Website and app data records
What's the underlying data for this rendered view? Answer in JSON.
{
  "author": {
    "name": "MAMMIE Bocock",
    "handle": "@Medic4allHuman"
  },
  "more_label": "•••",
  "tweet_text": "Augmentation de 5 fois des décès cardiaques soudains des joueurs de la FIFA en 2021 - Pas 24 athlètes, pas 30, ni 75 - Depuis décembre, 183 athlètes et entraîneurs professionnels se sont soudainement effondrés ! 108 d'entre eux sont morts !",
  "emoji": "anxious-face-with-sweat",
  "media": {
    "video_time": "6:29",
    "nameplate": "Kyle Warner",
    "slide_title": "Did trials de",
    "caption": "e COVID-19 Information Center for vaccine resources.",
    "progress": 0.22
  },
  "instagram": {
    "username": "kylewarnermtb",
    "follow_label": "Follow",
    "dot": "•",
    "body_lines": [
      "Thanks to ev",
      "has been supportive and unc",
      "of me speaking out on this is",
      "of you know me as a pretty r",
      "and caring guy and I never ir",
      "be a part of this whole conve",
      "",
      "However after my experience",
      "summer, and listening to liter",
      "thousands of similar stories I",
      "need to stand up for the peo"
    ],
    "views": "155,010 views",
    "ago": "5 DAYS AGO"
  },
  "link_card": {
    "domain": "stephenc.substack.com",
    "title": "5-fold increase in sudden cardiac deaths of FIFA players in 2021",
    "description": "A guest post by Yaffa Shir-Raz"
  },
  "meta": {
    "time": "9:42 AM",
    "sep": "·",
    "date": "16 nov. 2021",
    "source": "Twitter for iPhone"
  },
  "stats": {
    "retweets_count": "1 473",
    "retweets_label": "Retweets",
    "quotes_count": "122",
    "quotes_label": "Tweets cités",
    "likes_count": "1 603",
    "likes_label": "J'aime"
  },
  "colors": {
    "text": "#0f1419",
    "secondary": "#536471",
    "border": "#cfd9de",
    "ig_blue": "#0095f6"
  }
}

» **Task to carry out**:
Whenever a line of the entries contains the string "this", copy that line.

» **Task answer**:
What's the underlying data for this rendered view? Answer in JSON.
      "of me speaking out on this is",
      "be a part of this whole conve",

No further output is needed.